Write out all of the lines below, exactly and completely.

▼▼▼

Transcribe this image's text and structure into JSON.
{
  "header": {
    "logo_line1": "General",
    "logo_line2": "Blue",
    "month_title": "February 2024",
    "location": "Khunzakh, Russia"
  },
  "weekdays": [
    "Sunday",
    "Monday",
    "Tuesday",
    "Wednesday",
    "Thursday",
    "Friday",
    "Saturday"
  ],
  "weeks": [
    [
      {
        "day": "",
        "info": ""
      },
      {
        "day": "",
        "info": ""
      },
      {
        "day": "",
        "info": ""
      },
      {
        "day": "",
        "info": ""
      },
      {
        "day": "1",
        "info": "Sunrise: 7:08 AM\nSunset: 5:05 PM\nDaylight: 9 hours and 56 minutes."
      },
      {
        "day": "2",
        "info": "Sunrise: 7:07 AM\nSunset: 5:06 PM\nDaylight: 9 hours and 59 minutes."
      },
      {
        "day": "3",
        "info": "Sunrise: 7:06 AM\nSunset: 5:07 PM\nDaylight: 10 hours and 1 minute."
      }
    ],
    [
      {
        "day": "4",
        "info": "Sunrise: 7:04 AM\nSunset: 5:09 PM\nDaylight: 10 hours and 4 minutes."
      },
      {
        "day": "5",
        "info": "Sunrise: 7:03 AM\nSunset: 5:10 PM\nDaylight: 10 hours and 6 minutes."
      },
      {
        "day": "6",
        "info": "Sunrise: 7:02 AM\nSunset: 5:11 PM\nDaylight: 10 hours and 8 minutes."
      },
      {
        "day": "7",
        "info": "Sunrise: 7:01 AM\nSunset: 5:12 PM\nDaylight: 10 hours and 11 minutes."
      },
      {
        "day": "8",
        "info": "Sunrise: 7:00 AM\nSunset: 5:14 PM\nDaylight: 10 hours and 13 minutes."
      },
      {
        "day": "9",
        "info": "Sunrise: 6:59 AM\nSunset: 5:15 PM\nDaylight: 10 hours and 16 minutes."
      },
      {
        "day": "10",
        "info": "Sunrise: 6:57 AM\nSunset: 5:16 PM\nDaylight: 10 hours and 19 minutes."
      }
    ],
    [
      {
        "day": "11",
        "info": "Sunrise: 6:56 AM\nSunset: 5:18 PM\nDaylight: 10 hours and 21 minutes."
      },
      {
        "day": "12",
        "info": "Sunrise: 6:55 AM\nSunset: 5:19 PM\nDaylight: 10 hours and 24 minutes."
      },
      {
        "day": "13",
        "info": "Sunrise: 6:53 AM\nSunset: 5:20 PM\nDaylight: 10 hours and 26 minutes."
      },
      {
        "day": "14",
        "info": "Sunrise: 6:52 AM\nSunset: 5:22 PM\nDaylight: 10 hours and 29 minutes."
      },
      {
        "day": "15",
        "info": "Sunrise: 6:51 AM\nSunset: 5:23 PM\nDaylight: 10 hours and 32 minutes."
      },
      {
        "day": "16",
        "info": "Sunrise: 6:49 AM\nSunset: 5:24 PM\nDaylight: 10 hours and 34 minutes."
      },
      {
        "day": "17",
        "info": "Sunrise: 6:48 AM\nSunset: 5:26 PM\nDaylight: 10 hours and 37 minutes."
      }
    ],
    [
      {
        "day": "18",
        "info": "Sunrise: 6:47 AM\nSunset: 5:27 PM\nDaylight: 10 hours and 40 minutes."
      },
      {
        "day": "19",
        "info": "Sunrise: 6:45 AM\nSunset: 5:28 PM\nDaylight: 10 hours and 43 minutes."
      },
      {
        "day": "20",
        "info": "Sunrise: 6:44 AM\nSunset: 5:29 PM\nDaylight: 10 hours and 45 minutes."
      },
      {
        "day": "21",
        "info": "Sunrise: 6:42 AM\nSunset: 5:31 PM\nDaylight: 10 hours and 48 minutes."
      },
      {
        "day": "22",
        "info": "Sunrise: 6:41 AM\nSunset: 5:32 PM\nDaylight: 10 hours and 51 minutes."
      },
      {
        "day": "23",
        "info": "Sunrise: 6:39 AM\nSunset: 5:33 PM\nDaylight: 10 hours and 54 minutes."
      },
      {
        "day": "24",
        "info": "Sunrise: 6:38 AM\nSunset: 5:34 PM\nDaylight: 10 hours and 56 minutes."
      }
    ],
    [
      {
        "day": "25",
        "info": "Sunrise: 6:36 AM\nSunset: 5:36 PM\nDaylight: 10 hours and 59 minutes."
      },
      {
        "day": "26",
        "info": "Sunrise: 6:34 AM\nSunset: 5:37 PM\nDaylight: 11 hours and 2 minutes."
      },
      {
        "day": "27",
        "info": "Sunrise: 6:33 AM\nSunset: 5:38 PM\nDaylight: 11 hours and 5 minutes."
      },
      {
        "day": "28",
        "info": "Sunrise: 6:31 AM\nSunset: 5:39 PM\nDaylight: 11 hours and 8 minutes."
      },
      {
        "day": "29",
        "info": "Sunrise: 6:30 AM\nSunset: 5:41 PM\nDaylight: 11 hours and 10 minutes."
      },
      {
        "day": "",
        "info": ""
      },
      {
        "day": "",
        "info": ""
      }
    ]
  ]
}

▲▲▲

FINISHED TASK:
Transcribe this image's text and structure into JSON.
{
  "header": {
    "logo_line1": "General",
    "logo_line2": "Blue",
    "month_title": "February 2024",
    "location": "Khunzakh, Russia"
  },
  "weekdays": [
    "Sunday",
    "Monday",
    "Tuesday",
    "Wednesday",
    "Thursday",
    "Friday",
    "Saturday"
  ],
  "weeks": [
    [
      {
        "day": "",
        "info": ""
      },
      {
        "day": "",
        "info": ""
      },
      {
        "day": "",
        "info": ""
      },
      {
        "day": "",
        "info": ""
      },
      {
        "day": "1",
        "info": "Sunrise: 7:08 AM\nSunset: 5:05 PM\nDaylight: 9 hours and 56 minutes."
      },
      {
        "day": "2",
        "info": "Sunrise: 7:07 AM\nSunset: 5:06 PM\nDaylight: 9 hours and 59 minutes."
      },
      {
        "day": "3",
        "info": "Sunrise: 7:06 AM\nSunset: 5:07 PM\nDaylight: 10 hours and 1 minute."
      }
    ],
    [
      {
        "day": "4",
        "info": "Sunrise: 7:04 AM\nSunset: 5:09 PM\nDaylight: 10 hours and 4 minutes."
      },
      {
        "day": "5",
        "info": "Sunrise: 7:03 AM\nSunset: 5:10 PM\nDaylight: 10 hours and 6 minutes."
      },
      {
        "day": "6",
        "info": "Sunrise: 7:02 AM\nSunset: 5:11 PM\nDaylight: 10 hours and 8 minutes."
      },
      {
        "day": "7",
        "info": "Sunrise: 7:01 AM\nSunset: 5:12 PM\nDaylight: 10 hours and 11 minutes."
      },
      {
        "day": "8",
        "info": "Sunrise: 7:00 AM\nSunset: 5:14 PM\nDaylight: 10 hours and 13 minutes."
      },
      {
        "day": "9",
        "info": "Sunrise: 6:59 AM\nSunset: 5:15 PM\nDaylight: 10 hours and 16 minutes."
      },
      {
        "day": "10",
        "info": "Sunrise: 6:57 AM\nSunset: 5:16 PM\nDaylight: 10 hours and 19 minutes."
      }
    ],
    [
      {
        "day": "11",
        "info": "Sunrise: 6:56 AM\nSunset: 5:18 PM\nDaylight: 10 hours and 21 minutes."
      },
      {
        "day": "12",
        "info": "Sunrise: 6:55 AM\nSunset: 5:19 PM\nDaylight: 10 hours and 24 minutes."
      },
      {
        "day": "13",
        "info": "Sunrise: 6:53 AM\nSunset: 5:20 PM\nDaylight: 10 hours and 26 minutes."
      },
      {
        "day": "14",
        "info": "Sunrise: 6:52 AM\nSunset: 5:22 PM\nDaylight: 10 hours and 29 minutes."
      },
      {
        "day": "15",
        "info": "Sunrise: 6:51 AM\nSunset: 5:23 PM\nDaylight: 10 hours and 32 minutes."
      },
      {
        "day": "16",
        "info": "Sunrise: 6:49 AM\nSunset: 5:24 PM\nDaylight: 10 hours and 34 minutes."
      },
      {
        "day": "17",
        "info": "Sunrise: 6:48 AM\nSunset: 5:26 PM\nDaylight: 10 hours and 37 minutes."
      }
    ],
    [
      {
        "day": "18",
        "info": "Sunrise: 6:47 AM\nSunset: 5:27 PM\nDaylight: 10 hours and 40 minutes."
      },
      {
        "day": "19",
        "info": "Sunrise: 6:45 AM\nSunset: 5:28 PM\nDaylight: 10 hours and 43 minutes."
      },
      {
        "day": "20",
        "info": "Sunrise: 6:44 AM\nSunset: 5:29 PM\nDaylight: 10 hours and 45 minutes."
      },
      {
        "day": "21",
        "info": "Sunrise: 6:42 AM\nSunset: 5:31 PM\nDaylight: 10 hours and 48 minutes."
      },
      {
        "day": "22",
        "info": "Sunrise: 6:41 AM\nSunset: 5:32 PM\nDaylight: 10 hours and 51 minutes."
      },
      {
        "day": "23",
        "info": "Sunrise: 6:39 AM\nSunset: 5:33 PM\nDaylight: 10 hours and 54 minutes."
      },
      {
        "day": "24",
        "info": "Sunrise: 6:38 AM\nSunset: 5:34 PM\nDaylight: 10 hours and 56 minutes."
      }
    ],
    [
      {
        "day": "25",
        "info": "Sunrise: 6:36 AM\nSunset: 5:36 PM\nDaylight: 10 hours and 59 minutes."
      },
      {
        "day": "26",
        "info": "Sunrise: 6:34 AM\nSunset: 5:37 PM\nDaylight: 11 hours and 2 minutes."
      },
      {
        "day": "27",
        "info": "Sunrise: 6:33 AM\nSunset: 5:38 PM\nDaylight: 11 hours and 5 minutes."
      },
      {
        "day": "28",
        "info": "Sunrise: 6:31 AM\nSunset: 5:39 PM\nDaylight: 11 hours and 8 minutes."
      },
      {
        "day": "29",
        "info": "Sunrise: 6:30 AM\nSunset: 5:41 PM\nDaylight: 11 hours and 10 minutes."
      },
      {
        "day": "",
        "info": ""
      },
      {
        "day": "",
        "info": ""
      }
    ]
  ]
}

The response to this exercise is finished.